Input for this task Block Start

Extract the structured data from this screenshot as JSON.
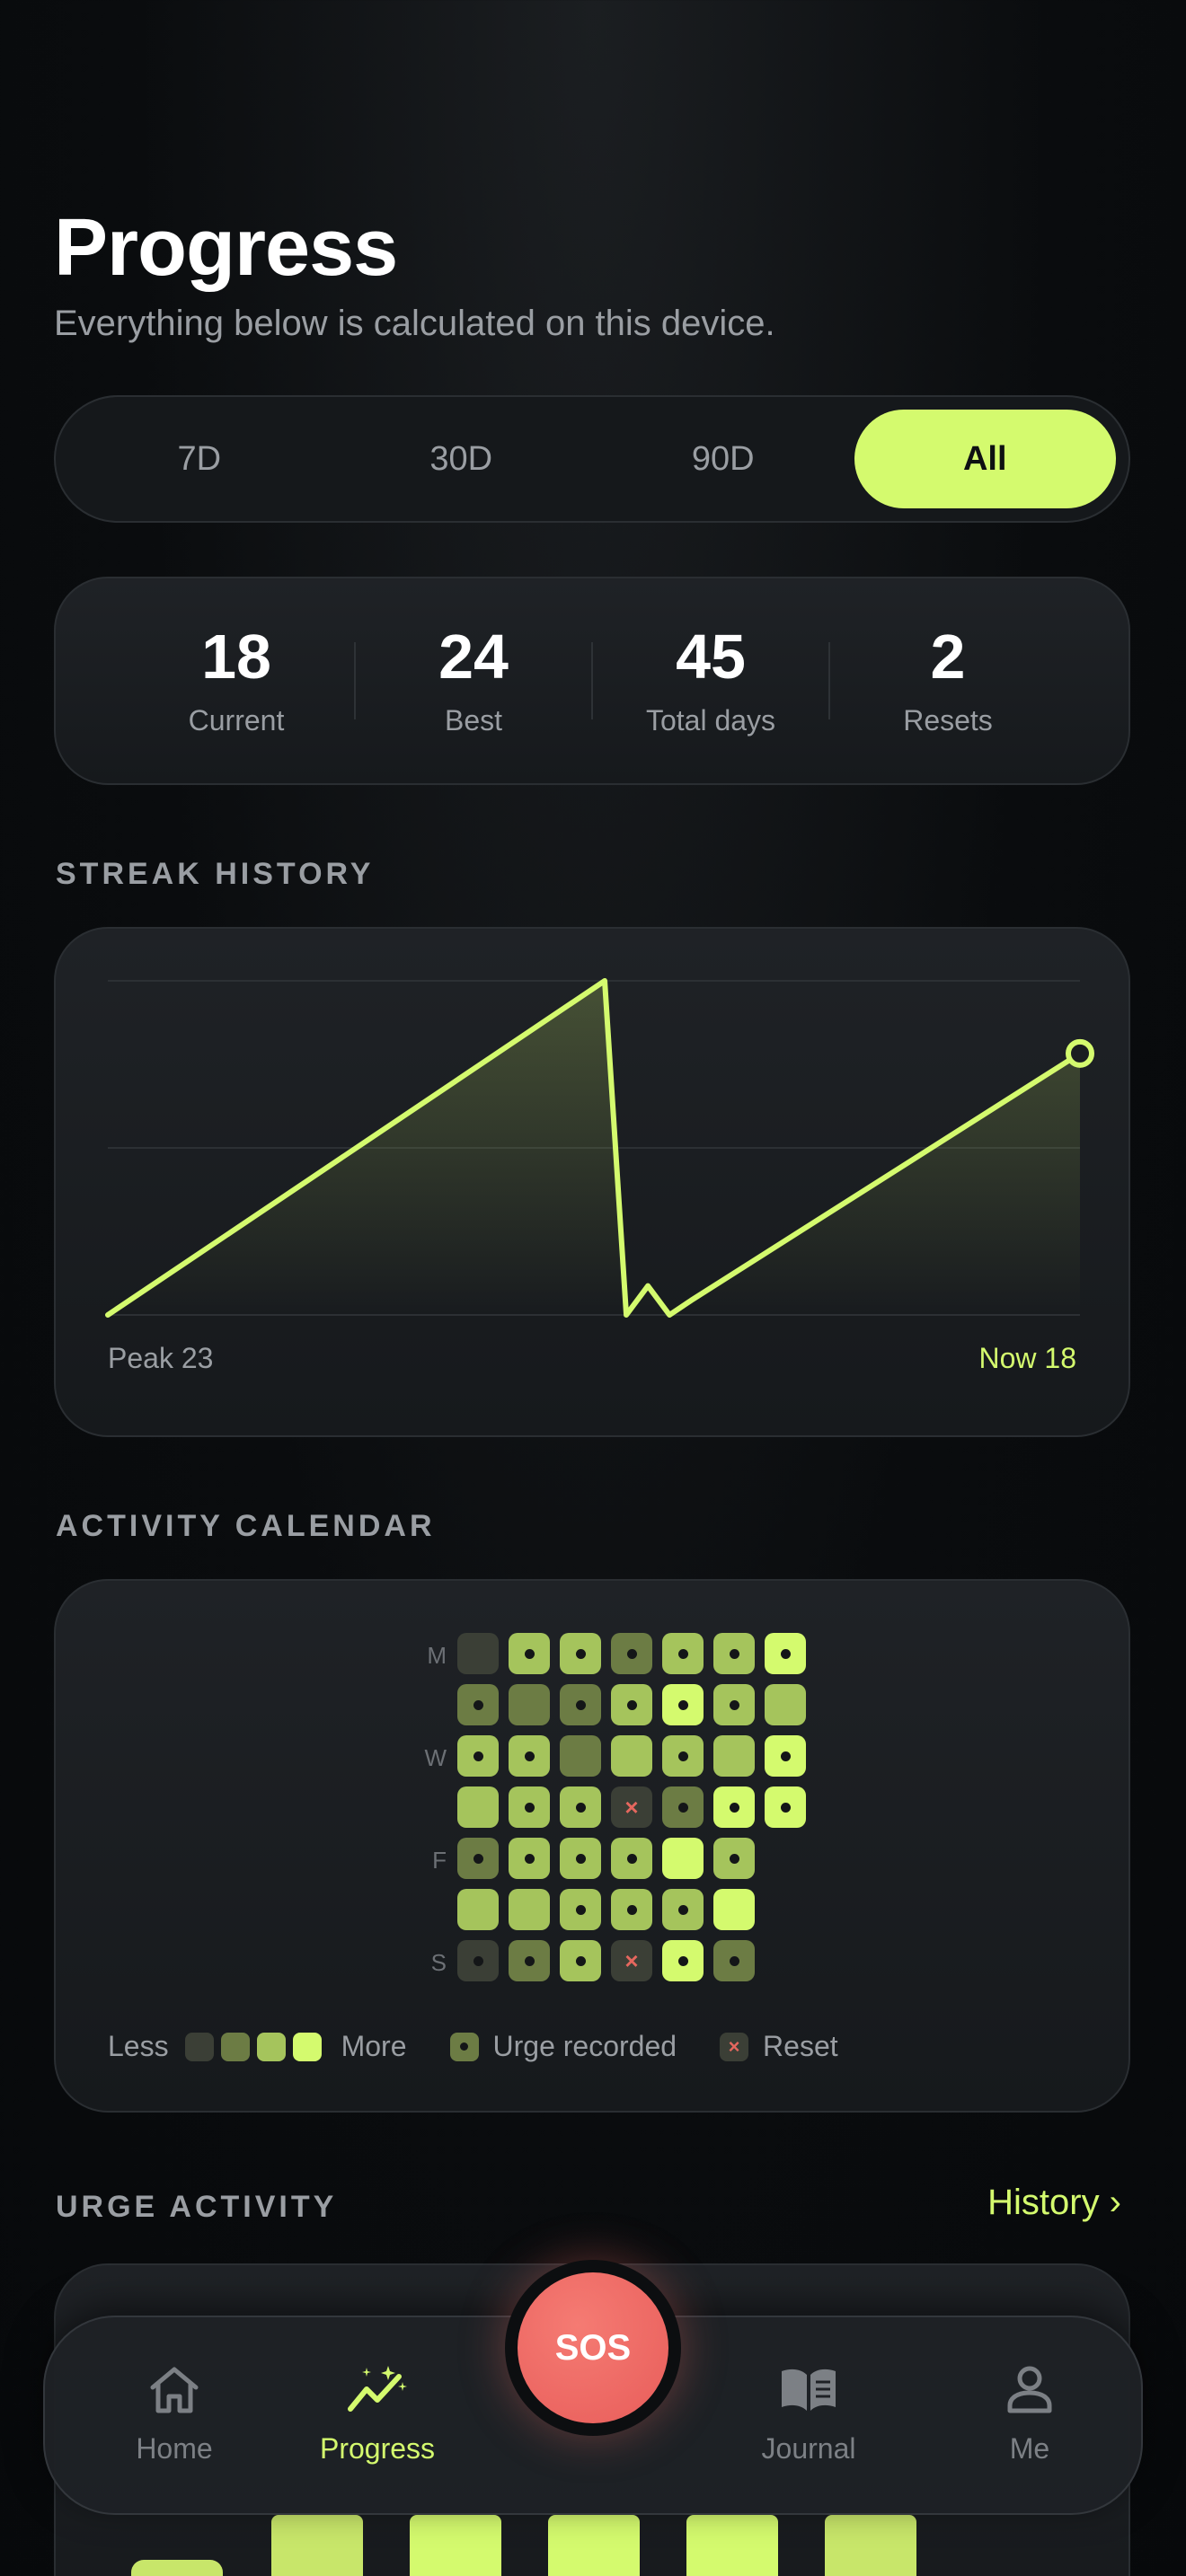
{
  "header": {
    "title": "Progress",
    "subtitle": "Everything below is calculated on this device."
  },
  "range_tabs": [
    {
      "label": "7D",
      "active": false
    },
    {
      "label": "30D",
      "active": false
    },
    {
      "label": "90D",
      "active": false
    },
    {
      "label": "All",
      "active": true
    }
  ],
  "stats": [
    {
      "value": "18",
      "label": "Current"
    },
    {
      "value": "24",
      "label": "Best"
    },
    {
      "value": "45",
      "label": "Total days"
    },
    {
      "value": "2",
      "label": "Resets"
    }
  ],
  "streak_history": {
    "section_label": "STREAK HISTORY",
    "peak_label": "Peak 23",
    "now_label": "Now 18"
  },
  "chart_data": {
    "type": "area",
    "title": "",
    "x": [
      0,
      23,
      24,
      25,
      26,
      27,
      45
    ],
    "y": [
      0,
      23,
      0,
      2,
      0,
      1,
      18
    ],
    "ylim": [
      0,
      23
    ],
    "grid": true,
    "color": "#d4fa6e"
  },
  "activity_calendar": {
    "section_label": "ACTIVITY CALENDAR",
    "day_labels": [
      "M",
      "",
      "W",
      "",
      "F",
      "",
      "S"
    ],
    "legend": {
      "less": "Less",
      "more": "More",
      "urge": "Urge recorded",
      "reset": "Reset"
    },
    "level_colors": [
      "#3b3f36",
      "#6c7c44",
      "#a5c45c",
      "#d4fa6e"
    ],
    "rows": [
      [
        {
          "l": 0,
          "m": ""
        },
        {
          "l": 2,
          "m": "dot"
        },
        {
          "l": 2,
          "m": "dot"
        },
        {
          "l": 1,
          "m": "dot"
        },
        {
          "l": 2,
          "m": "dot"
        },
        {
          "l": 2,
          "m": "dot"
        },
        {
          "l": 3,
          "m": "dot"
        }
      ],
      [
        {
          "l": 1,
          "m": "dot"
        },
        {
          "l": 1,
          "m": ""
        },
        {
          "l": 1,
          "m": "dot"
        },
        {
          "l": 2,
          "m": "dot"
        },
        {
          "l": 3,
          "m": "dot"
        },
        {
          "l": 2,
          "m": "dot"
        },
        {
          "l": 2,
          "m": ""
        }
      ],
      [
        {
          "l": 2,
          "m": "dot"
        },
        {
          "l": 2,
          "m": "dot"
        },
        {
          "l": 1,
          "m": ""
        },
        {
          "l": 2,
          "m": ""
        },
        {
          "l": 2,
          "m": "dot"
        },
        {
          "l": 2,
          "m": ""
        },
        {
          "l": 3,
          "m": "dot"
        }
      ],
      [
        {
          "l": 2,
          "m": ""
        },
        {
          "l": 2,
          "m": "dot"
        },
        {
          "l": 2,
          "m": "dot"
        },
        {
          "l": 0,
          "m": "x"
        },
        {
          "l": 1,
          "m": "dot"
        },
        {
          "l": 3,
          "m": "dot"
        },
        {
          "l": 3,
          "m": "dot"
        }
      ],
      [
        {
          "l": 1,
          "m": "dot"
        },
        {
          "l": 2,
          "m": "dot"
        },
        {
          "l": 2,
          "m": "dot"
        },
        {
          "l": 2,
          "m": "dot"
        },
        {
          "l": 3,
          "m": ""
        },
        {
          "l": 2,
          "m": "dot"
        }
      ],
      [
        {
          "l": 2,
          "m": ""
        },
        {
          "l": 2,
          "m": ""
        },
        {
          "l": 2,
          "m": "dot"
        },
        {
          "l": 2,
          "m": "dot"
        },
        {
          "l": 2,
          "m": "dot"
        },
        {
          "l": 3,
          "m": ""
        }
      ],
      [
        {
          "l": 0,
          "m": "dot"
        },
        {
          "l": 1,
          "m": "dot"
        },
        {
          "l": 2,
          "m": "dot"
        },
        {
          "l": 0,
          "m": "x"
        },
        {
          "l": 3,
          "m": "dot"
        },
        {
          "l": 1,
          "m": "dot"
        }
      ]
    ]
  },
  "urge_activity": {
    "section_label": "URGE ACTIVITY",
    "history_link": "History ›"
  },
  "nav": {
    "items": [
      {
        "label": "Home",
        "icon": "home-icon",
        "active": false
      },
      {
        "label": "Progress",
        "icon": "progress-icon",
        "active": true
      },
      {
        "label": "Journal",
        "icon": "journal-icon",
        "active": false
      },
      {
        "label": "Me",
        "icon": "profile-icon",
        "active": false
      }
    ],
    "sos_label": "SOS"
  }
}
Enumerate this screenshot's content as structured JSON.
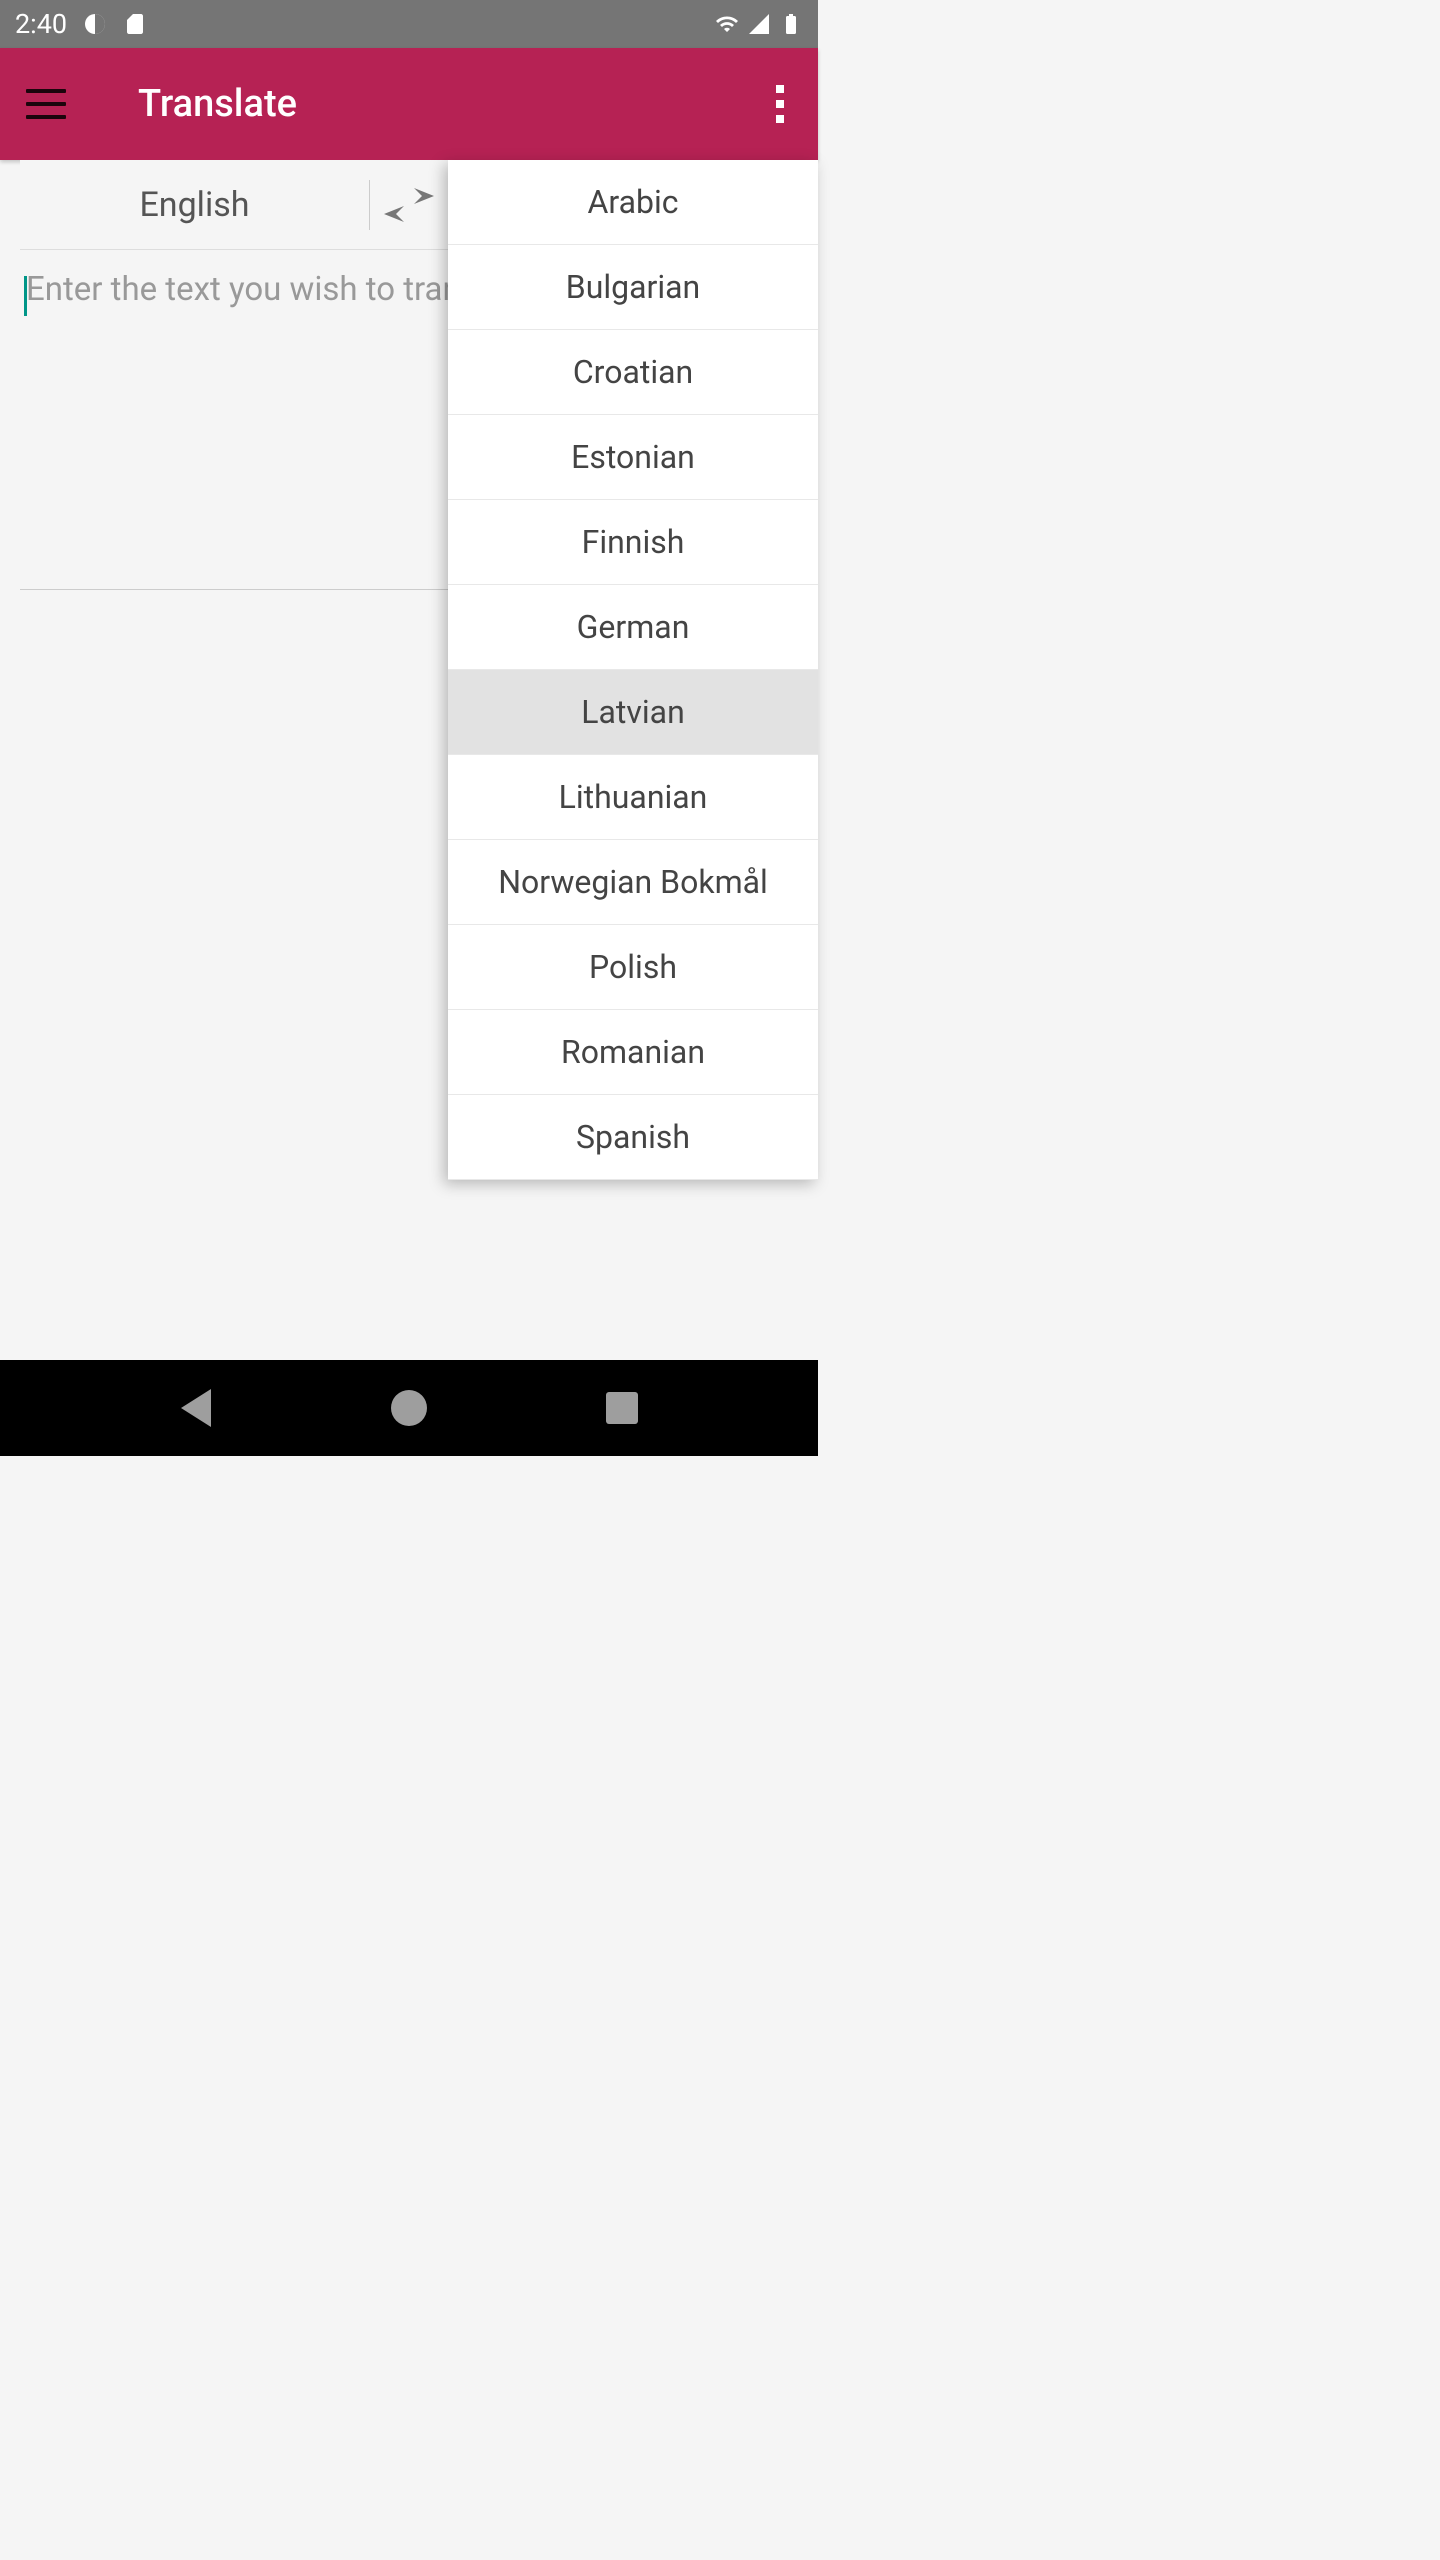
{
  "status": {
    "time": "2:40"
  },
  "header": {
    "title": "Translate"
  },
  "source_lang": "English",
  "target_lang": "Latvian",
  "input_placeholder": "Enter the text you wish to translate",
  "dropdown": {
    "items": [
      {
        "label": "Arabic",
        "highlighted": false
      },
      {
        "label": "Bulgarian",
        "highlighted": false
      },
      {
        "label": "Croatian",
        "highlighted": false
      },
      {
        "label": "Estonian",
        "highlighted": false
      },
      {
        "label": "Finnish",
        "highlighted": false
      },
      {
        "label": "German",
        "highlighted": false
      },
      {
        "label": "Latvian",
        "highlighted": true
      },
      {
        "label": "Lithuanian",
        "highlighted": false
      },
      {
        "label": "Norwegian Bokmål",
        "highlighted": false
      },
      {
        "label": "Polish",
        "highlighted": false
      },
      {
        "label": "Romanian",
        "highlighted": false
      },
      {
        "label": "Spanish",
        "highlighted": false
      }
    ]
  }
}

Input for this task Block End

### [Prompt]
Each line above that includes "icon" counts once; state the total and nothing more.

### [Solution to this exercise]
4